AB - Dynamic excitation due to a pipe break can cause pipe to abruptly displace and hit the components, instrumentation and equipment nearby. In order to minimize the risk of such damage by pipe whips in a power plant, different types of restraints and supports are designed for the pipelines. The usability of different types of elements provided by Abaqus, a commercial general-purpose finite element code, in modelling the dynamic behaviour of pipelines is tested. A relatively short pipe line section with one bend and one restraint is chosen as a test case. Simple and typical nuclear power plant pipeline geometry and materials are chosen. The stiffness of the restraint as well as the flexural stiffness of the pipe cross-section are solved with static compression simulations with a detailed model using three-dimensional solid and shell elements. After that, the model is substituted with couple of simpler models using pipe and/or elbow elements for the pipe and a spring element for the restraint. The eigenmodes of models are calculated and compared with each other. The pipe whip is simulated with nonlinear dynamic analyses with the most adequate models according to the preliminary linear analyses. The displacement and stress results of different models are compared with each other and the reliability and adequacy of different element types are discussed. Sensitivity study is made by varying analysis type, material properties, mesh density, element properties and inner pressure. The results of the most adequate simple models with the right combinations of special-purpose elements provided by Abaqus corresponded well to the ones of the much larger three-dimensional solid and shell element models. The post-yield behaviour of the pipe steel material has some notable effect on the behaviour of the pipe in a guillotine pipe break. Obviously, rate dependence makes the structure slightly dynamically stiffer. The inner pressure of the pipe and its assumed decay after the pipe break has a major influence on the results. It is shown, how the stress distribution along the pipe axis, around the cross-section and through the thickness of the wall can be solved with elbow elements on a fairly detailed level. Long pipe runs with many supports and restraints should preferably be modelled with simple structural elements such as pipe and elbow elements and special-purpose elements in order to save time and numerical errors due to overly large models.

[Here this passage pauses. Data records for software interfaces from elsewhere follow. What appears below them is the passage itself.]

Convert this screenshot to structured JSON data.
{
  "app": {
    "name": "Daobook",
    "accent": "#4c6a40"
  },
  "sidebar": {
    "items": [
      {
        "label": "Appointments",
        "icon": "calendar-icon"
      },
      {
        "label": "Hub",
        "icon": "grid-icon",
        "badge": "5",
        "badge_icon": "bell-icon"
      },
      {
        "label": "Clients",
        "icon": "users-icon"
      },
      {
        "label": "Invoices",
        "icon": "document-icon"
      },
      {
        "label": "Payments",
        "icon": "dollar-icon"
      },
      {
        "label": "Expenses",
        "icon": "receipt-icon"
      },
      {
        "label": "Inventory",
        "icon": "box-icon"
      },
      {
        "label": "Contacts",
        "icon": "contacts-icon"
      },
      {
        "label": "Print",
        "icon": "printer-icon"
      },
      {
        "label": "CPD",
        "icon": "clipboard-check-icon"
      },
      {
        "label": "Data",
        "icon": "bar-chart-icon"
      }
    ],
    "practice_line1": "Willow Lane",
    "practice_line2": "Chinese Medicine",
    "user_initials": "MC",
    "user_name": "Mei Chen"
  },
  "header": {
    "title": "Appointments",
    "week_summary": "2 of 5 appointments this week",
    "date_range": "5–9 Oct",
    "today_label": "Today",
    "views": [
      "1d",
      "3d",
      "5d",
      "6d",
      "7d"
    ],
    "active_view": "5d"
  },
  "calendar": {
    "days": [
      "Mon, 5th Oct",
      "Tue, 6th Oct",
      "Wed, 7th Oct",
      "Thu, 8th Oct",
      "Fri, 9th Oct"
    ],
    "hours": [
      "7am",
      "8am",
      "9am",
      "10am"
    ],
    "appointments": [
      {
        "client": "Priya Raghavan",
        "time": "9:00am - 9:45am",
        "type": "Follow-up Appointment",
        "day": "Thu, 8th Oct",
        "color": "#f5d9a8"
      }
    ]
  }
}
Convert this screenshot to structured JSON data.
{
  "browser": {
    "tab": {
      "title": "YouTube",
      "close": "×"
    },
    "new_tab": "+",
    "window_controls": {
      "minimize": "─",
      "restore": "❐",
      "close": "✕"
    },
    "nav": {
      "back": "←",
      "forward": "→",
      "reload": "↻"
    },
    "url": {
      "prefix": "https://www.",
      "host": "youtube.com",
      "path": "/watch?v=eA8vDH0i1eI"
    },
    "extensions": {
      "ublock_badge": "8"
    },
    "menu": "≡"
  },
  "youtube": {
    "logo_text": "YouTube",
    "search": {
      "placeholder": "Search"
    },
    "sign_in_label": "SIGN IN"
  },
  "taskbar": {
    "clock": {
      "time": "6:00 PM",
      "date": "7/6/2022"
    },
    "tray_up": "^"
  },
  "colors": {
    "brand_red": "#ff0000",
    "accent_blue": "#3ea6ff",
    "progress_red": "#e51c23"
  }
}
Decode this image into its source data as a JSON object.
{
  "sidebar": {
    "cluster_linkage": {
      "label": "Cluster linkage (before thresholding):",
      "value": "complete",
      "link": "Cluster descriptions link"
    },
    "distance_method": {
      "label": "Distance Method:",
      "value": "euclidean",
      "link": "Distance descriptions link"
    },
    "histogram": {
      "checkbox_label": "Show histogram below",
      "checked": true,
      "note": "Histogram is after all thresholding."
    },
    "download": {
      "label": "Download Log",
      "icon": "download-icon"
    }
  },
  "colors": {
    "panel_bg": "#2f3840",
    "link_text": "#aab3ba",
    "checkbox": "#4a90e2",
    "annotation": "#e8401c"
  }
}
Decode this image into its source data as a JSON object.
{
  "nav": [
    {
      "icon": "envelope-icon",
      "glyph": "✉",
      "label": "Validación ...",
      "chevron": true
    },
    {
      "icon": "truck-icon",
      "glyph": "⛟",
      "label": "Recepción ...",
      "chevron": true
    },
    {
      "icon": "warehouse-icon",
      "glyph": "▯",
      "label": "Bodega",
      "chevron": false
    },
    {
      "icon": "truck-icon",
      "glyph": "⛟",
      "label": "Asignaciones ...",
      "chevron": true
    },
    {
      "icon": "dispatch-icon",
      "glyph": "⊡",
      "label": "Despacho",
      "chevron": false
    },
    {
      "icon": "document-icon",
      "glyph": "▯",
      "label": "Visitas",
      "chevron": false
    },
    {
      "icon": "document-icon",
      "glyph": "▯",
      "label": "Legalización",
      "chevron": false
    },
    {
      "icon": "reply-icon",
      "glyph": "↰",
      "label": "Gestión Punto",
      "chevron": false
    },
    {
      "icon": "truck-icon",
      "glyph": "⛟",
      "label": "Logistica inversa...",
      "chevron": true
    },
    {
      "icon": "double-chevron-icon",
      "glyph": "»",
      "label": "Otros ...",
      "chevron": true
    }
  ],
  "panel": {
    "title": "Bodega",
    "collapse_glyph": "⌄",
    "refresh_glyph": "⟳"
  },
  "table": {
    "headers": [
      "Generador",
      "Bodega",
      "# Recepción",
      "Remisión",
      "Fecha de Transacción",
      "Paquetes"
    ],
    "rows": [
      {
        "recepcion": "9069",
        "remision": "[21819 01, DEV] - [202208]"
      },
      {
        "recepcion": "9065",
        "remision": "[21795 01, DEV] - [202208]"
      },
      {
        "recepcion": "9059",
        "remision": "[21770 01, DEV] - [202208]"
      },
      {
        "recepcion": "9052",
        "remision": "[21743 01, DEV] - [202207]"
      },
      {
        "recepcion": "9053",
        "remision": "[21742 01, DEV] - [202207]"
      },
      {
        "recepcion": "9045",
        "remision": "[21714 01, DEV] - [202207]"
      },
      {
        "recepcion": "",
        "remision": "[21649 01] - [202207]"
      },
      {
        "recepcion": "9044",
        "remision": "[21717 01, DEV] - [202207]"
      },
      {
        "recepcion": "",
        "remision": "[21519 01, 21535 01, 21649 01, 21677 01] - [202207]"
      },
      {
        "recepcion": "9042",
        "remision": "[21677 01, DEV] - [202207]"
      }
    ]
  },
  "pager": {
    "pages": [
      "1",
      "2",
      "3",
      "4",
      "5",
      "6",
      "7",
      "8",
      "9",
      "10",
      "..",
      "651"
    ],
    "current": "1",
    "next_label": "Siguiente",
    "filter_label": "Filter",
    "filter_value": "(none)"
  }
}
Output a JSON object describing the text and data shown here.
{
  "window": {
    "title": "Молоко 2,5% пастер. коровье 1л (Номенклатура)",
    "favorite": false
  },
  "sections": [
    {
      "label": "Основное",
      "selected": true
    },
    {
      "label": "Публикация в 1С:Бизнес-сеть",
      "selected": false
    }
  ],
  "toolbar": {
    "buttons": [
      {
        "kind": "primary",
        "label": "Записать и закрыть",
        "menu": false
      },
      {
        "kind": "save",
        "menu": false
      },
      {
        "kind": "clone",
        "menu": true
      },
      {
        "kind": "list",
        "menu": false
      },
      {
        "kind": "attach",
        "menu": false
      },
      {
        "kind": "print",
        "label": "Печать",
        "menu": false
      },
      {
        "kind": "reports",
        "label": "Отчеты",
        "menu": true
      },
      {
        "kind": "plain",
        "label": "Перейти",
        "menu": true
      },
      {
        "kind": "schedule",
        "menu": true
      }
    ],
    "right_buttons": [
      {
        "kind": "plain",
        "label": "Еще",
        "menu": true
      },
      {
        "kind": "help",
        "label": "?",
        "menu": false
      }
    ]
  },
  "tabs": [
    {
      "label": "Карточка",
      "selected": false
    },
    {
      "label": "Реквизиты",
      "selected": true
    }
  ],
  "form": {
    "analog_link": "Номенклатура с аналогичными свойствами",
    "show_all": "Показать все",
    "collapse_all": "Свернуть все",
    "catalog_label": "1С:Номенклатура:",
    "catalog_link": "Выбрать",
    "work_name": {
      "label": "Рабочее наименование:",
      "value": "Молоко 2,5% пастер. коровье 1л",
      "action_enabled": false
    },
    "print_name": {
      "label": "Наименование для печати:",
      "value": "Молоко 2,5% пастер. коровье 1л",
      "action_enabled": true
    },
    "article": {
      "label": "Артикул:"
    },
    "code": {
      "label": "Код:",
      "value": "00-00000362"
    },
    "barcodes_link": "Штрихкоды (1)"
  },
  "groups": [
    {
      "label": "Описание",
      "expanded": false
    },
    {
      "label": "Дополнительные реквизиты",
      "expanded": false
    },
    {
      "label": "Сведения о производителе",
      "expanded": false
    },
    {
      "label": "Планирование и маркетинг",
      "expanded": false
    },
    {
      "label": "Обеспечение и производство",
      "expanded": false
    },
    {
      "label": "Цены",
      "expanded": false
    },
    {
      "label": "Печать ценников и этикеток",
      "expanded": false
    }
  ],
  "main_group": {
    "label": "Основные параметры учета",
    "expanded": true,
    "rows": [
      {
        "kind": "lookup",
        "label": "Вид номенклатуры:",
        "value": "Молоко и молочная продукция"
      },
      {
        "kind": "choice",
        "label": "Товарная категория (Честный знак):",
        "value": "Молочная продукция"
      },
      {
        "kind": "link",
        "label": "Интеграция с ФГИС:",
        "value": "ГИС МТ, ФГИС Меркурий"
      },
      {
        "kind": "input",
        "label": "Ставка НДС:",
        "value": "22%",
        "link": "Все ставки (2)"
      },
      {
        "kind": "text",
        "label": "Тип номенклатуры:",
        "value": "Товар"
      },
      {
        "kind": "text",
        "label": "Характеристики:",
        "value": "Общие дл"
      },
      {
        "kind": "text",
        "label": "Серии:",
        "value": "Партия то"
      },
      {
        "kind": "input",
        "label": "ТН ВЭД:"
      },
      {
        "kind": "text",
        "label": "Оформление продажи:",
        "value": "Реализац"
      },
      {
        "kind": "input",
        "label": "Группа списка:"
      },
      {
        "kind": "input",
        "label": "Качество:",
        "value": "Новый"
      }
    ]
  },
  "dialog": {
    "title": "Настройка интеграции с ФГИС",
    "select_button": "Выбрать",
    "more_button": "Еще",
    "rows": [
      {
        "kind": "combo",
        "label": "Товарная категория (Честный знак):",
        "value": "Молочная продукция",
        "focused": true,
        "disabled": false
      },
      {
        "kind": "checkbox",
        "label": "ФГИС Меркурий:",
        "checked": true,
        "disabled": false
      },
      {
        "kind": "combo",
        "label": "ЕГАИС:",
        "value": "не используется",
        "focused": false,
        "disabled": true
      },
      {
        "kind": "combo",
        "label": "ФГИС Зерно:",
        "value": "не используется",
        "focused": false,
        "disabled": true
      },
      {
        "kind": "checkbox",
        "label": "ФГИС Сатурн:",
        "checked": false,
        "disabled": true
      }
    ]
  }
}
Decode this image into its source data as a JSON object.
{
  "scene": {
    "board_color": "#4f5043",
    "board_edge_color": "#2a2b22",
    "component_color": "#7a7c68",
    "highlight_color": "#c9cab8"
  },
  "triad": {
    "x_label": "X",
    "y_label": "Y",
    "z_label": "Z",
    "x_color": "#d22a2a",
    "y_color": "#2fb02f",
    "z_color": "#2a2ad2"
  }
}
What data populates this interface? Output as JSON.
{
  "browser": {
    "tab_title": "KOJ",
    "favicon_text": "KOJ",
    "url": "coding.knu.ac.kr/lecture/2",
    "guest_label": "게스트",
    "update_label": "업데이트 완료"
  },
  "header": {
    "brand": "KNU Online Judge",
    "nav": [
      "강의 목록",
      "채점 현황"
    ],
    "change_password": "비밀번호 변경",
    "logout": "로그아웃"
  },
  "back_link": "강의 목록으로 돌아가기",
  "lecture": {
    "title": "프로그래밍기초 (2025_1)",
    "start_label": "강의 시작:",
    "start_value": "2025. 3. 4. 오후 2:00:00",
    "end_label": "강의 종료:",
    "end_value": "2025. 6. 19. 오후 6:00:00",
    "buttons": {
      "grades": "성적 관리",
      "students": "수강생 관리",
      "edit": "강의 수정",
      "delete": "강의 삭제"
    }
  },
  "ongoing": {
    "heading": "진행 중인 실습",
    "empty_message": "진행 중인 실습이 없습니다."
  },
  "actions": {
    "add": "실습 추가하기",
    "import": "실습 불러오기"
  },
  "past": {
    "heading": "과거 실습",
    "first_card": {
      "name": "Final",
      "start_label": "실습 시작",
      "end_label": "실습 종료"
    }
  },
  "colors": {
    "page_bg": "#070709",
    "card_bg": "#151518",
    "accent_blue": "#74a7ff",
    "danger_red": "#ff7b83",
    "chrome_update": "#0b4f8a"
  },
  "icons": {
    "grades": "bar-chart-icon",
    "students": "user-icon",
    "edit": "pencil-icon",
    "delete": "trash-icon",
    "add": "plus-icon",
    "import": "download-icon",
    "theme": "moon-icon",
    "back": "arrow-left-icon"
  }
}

M3 - Conference article in proceedings

SN - 978-951-38-7591-6

VL - 1

T3 - VTT Symposium

SP - 113

EP - 125

BT - Baltica VIII

PB - VTT Technical Research Centre of Finland

CY - Espoo

ER -

Calonius K. Dynamic behaviour of pipelines in power plants. In Baltica VIII: Life Management and Maintenance for Power Plants. Vol. 1. Espoo: VTT Technical Research Centre of Finland. 2010. p. 113-125. (VTT Symposium; No. 264).